“I would say Los Angeles County Jail is about the worst place to be, but any jail is a terrible place to be,” said Peter Eliasberg, legal director of the ACLU of Southern California.
“You have this combination of physical and sexual abuse, poor mental health care, overcrowding,” he explained. “All these things are devastating for people with mental illness, and frankly, many, many of them come out of jail far worse than they went in.”
L.A. County Assistant Sheriff Terri McDonald wouldn’t say all that, but since her first day on the job last year, she recognized there was something wrong. Specifically, she was struck that there was no group treatment space where inmates could safely get help.
“I just realized this is not the right place or right structural environment for some of these mentally ill people,” she said.
There is some treatment here, like a group therapy session we observed for substance abuse. But with so many inmates, we’re told, guards are often de facto caseworkers. And the tight quarters create desperation.
Several months back, McDonald approached Lacey about the problem, and the diversion plan was born.
“If you are so mentally ill that you’re out murdering people or committing atrocious crimes, then that’s different,” Lacey said. “We’ve got to treat you in a locked facility such as a jail. But what I’m saying is we’re overusing that option for those who are lower-level offenders.”
More than 1,000 of the 19,000 inmates in the L.A. County Jail are behind bars for nonviolent offenses, including drugs, petty theft and indecent exposure.
With the help of an outside contractor, the task force is modeling its diversion plan on successful programs in Miami-Dade County and Shelby County, Tennessee, where the recidivism rate has been cut in half. The approach includes probation and the possibility of later dismissing all charges once mental health treatment is completed.
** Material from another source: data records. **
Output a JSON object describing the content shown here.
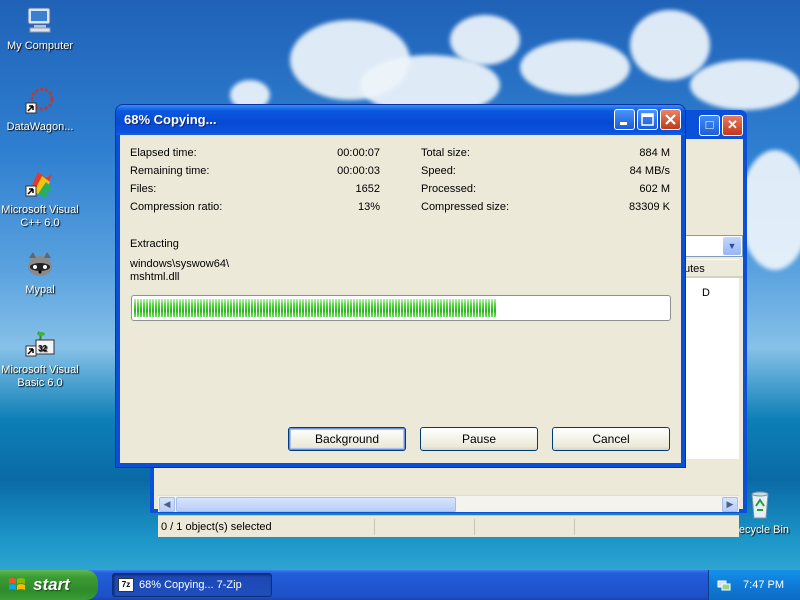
{
  "desktop": {
    "icons": [
      {
        "label": "My Computer",
        "icon": "my-computer-icon"
      },
      {
        "label": "DataWagon...",
        "icon": "datawagon-icon"
      },
      {
        "label": "Microsoft Visual C++ 6.0",
        "icon": "visual-cpp-icon"
      },
      {
        "label": "Mypal",
        "icon": "mypal-raccoon-icon"
      },
      {
        "label": "Microsoft Visual Basic 6.0",
        "icon": "visual-basic-icon"
      },
      {
        "label": "Recycle Bin",
        "icon": "recycle-bin-icon"
      }
    ]
  },
  "background_window": {
    "column_header": "utes",
    "cell_value": "D",
    "status": "0 / 1 object(s) selected",
    "title_buttons": {
      "maximize": "□",
      "close": "✕"
    }
  },
  "dialog": {
    "title": "68% Copying...",
    "stats_left": [
      {
        "label": "Elapsed time:",
        "value": "00:00:07"
      },
      {
        "label": "Remaining time:",
        "value": "00:00:03"
      },
      {
        "label": "Files:",
        "value": "1652"
      },
      {
        "label": "Compression ratio:",
        "value": "13%"
      }
    ],
    "stats_right": [
      {
        "label": "Total size:",
        "value": "884 M"
      },
      {
        "label": "Speed:",
        "value": "84 MB/s"
      },
      {
        "label": "Processed:",
        "value": "602 M"
      },
      {
        "label": "Compressed size:",
        "value": "83309 K"
      }
    ],
    "operation": "Extracting",
    "current_path": "windows\\syswow64\\",
    "current_file": "mshtml.dll",
    "progress_percent": 68,
    "buttons": {
      "background": "Background",
      "pause": "Pause",
      "cancel": "Cancel"
    }
  },
  "taskbar": {
    "start_label": "start",
    "task_label": "68% Copying... 7-Zip",
    "task_icon_text": "7z",
    "clock": "7:47 PM"
  },
  "colors": {
    "xp_blue": "#0a4fd6",
    "dialog_face": "#ece9d8",
    "progress_green": "#2bb31d",
    "start_green": "#3c9a34"
  }
}
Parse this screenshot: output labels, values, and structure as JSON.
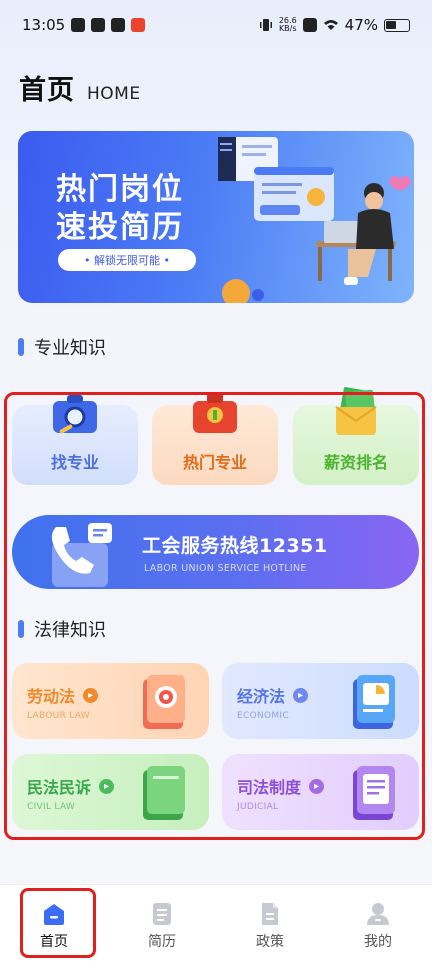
{
  "status_bar": {
    "time": "13:05",
    "net_speed_value": "26.6",
    "net_speed_unit": "KB/s",
    "battery": "47%"
  },
  "header": {
    "title": "首页",
    "subtitle": "HOME"
  },
  "banner": {
    "title_line1": "热门岗位",
    "title_line2": "速投简历",
    "pill": "• 解锁无限可能 •"
  },
  "sections": {
    "professional": "专业知识",
    "law": "法律知识"
  },
  "quick_tiles": [
    {
      "label": "找专业",
      "color": "#4d70e0"
    },
    {
      "label": "热门专业",
      "color": "#e06c18"
    },
    {
      "label": "薪资排名",
      "color": "#4bb42d"
    }
  ],
  "hotline": {
    "title": "工会服务热线12351",
    "subtitle": "LABOR UNION SERVICE HOTLINE"
  },
  "law_cards": [
    {
      "title": "劳动法",
      "subtitle": "LABOUR LAW",
      "color": "#f08a2a"
    },
    {
      "title": "经济法",
      "subtitle": "ECONOMIC",
      "color": "#5574e6"
    },
    {
      "title": "民法民诉",
      "subtitle": "CIVIL LAW",
      "color": "#37a94a"
    },
    {
      "title": "司法制度",
      "subtitle": "JUDICIAL",
      "color": "#8e4fd8"
    }
  ],
  "tabbar": [
    {
      "label": "首页",
      "icon": "home-icon",
      "active": true
    },
    {
      "label": "简历",
      "icon": "resume-icon",
      "active": false
    },
    {
      "label": "政策",
      "icon": "policy-icon",
      "active": false
    },
    {
      "label": "我的",
      "icon": "profile-icon",
      "active": false
    }
  ],
  "colors": {
    "accent": "#3a6cf4",
    "highlight": "#e0201f"
  }
}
It also involves greater community outreach to the mentally ill to prevent arrests.
The need was so urgent that within months, Lacey said 100 partners signed on, from law enforcement agencies to mental health service providers.
To relieve crowding, L.A. County recently approved plans for a new $2 billion central jail. But Lacey’s task force is seeking to divert money from building jails to create more mental health beds. It simply makes more financial sense, she said.
“The way we're doing it now … is the most expensive way you can possibly do it,” she said. “You have to have more deputies, more security here. We could absolutely save taxpayer money. We could absolutely reduce recidivism by 20 percent."
The ACLU crunched the numbers, and Eliasberg said the cost of housing somebody with severe mental illness for a year costs about $65,000 a year, compared with $20,000 to $25,000 for permanent support housing with services on site.
It’s not just law enforcement that has recognized the need for change. The L.A. County Board of Supervisors recently voted to allow families and police to commit a mentally ill person to involuntary treatment, keeping them out of jail. The board also voted to expand outpatient treatment.
“There’s a huge commitment in this county to doing something different, which excites me,” said McDonald. “I don’t want to warehouse mentally ill people. I don’t want to warehouse any inmate. People matter.”
Lacey said there was nothing short of “an awakening” in the way prosecutors and law enforcement are coming to appreciate the underlying causes of incarceration.
“That's our main goal — to do justice. Not to pick on the sick and powerless and defenseless,” she said. “I am about holding criminals accountable, and I think the wise prosecutor understands the difference between a criminal and someone who is sick.”